When the ship arrives at the whaling-ground a lookout is stationed at the mast-head. As soon as a whale is discovered, the boats are lowered, and a competition ensues among their crews, all exerting their utmost strength to reach the whale first. The harpooner is ready, as soon as the boat is sufficiently near the whale, to hurl his harpoon with all, his force; the crew instantly back the boat, and the whale generally plunges in terror to a great depth, sometimes carrying out more than 200 fathoms of line. It remains below for 20 minutes or more, and when it rises the boats hasten to it again; it is struck with a second harpoon, and probably, instead of at once descending, it strikes violently with its tail, to destroy its enemies, when great caution is requisite. It cannot now remain long below the surface, and when it conies up it often spouts blood through the blow-holes if the lungs have been injured. When it is lanced, it sometimes dies almost at once, but occasionally there is a terrific struggle—the water is lashed into foam and dyed with blood. It not infrequently happens that, instead of dying at the surface of the water, the whale descends, and does not rise again, so that it is lost to the whaler. The carcass of the whale is towed by the boats to the ship, and made fast to the ship's chains. Should the prize prove to be a right whale, the process of ‘flensing’ is then commenced. Some of the crew, having their boots armed with iron spikes, to prevent them from slipping, descend upon the carcass, and cut into the blubber with ‘blubber-spades,’ removing a broad strip or ‘blanket’ of skin, 20 or 30 feet long, which is hoisted to the deck by means of a hook and tackle. Great cubical pieces of blubber, of half a ton or a ton in weight, are then cut out and hoisted on deck. In this way the process is carried on, the whale being turned over and over, that every part may be reached; till in three or four hours the whole mass of blubber is removed from it—probably amounting to 20 or 30 tons. Meanwhile others of the crew have descended into the mouth of the whale and removed the baleen. The remainder of the carcass is then flung adrift, and sometimes sinks, but often floats, in consequence of incipient putrefaction. The blubber, after being hoisted on deck, is cut into smaller cubical pieces, and subjected at leisure to a process by which the cellular tissue is separated from it. This is called ‘making off’ or ‘trying out;’ and to accomplish it, the blubber is heated in a large pot, and afterwards strained, the scraps or cracknels from one pot serving as fuel for another, and the ship being made filthy with smoke, soot, and grease. The product is finally stored in casks, to be conveyed home and boiled for oil. A ton of blubber yields nearly 200 gallons of oil. A single whale has often furnished blubber and whalebone to the value of $3500 or $4000.

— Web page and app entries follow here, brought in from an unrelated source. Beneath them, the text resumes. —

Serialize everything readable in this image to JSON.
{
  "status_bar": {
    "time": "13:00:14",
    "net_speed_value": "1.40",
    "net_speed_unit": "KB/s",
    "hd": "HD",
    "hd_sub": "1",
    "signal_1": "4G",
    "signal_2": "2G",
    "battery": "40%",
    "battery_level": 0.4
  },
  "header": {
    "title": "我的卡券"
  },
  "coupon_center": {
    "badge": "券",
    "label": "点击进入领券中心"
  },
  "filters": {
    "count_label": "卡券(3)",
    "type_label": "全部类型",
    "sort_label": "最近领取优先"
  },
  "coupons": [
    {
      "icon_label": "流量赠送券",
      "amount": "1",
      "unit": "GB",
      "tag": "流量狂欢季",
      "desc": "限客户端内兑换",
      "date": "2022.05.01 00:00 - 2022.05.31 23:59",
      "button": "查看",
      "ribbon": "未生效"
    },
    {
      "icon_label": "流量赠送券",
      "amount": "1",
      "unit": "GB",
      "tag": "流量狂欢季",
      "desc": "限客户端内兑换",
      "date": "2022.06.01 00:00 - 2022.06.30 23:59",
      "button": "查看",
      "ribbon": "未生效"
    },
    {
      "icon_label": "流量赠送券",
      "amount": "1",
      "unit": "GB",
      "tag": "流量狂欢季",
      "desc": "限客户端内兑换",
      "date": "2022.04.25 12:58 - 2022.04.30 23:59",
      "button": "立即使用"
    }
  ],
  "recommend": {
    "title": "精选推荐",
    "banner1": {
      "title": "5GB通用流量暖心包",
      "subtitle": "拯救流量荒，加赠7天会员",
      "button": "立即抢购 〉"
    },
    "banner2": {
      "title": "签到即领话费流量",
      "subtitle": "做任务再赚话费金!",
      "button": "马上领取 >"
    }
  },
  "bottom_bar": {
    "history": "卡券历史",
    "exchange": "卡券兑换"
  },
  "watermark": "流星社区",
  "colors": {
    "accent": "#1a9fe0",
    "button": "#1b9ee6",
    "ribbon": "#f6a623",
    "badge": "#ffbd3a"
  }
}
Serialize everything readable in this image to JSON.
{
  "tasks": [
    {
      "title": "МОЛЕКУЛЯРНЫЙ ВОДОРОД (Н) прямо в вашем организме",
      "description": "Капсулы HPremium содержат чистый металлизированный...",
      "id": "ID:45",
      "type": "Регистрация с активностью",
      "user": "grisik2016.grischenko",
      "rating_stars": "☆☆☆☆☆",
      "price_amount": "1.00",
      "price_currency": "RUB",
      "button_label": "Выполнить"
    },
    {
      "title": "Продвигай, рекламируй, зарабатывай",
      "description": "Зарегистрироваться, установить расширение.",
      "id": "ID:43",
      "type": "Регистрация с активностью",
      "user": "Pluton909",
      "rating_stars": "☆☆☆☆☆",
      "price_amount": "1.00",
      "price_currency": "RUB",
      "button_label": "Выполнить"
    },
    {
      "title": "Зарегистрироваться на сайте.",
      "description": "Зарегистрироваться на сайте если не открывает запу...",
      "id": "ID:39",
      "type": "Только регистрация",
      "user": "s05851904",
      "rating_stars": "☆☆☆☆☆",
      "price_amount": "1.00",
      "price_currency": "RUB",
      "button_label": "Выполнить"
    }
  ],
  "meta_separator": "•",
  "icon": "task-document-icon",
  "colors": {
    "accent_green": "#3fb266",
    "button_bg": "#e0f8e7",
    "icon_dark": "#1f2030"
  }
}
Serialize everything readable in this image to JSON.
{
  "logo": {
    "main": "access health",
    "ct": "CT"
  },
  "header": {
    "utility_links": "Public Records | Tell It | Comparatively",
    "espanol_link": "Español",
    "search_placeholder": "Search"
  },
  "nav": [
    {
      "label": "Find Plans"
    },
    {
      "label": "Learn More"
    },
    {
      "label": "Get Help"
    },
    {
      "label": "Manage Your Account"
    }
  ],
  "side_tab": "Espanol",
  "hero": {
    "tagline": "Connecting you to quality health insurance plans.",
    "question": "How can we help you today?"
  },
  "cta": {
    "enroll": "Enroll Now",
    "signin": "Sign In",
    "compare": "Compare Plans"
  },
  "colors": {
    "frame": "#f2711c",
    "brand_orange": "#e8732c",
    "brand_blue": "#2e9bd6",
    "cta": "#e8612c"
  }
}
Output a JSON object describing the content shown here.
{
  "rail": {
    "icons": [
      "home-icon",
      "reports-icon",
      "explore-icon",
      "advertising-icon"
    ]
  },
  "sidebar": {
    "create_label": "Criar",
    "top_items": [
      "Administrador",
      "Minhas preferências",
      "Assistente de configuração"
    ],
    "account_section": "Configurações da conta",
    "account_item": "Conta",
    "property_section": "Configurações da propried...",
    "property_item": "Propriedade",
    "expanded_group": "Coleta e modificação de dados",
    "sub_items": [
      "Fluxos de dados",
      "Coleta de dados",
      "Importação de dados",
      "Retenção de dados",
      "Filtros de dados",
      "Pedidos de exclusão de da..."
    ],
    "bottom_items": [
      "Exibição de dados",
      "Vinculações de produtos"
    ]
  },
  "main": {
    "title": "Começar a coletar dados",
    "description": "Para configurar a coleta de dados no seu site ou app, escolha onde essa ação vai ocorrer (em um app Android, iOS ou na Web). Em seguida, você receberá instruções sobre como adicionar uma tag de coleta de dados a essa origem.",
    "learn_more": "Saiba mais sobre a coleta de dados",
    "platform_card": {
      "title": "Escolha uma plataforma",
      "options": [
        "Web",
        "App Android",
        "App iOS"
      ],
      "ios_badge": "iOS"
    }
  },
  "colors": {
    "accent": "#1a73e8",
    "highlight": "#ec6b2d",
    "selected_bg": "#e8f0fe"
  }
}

The pursuit and capture of sperm whales is not essentially different from that of the right whale. But after their capture the carcass is handled somewhat differently, as the head is the most valuable part. The whale is first secured by the head and then the whole ‘case’ with the attached blubber is cut away and hauled up beside the vessel and made fast. The contents of the ‘case’ are then bailed out with a bucket and the spermaceti separated from the oil by cooling. The blanket-strips are then removed from the body and the blubber is tried out as in the right whale.

Bibliography. The most recent general work is Beddard's A Book of Whales (London and New York, 1900); it contains all necessary references to other authorities on the natural history of the group. Consult also Goode, Fishery Industries, sec. i. (Washington, 1884); Scammon, Marine Mammals (San Francisco, 1874). For the whale fishery, consult the exhaustive treatise of Temple Brown in the Annual Report of the United States Fish Commission for 1883; also Bullen, Cruise of the Cachalot (New York, 1900).

See Colored Plate of Mammals; and Plate of Whales.


WHALES

NIE 1905 Whale - whales.jpg


1. WHITE WHALE or BELUGA. 5. RIGHT WHALE.
2. CALIFORNIA GRAY WHALE. 6. BOWHEAD WHALE.
3. SULPHUR BOTTOM (Pacific). 7. HUMPBACK (Pacific).
4. FINBACK (Pacific). 8. SPERM WHALE.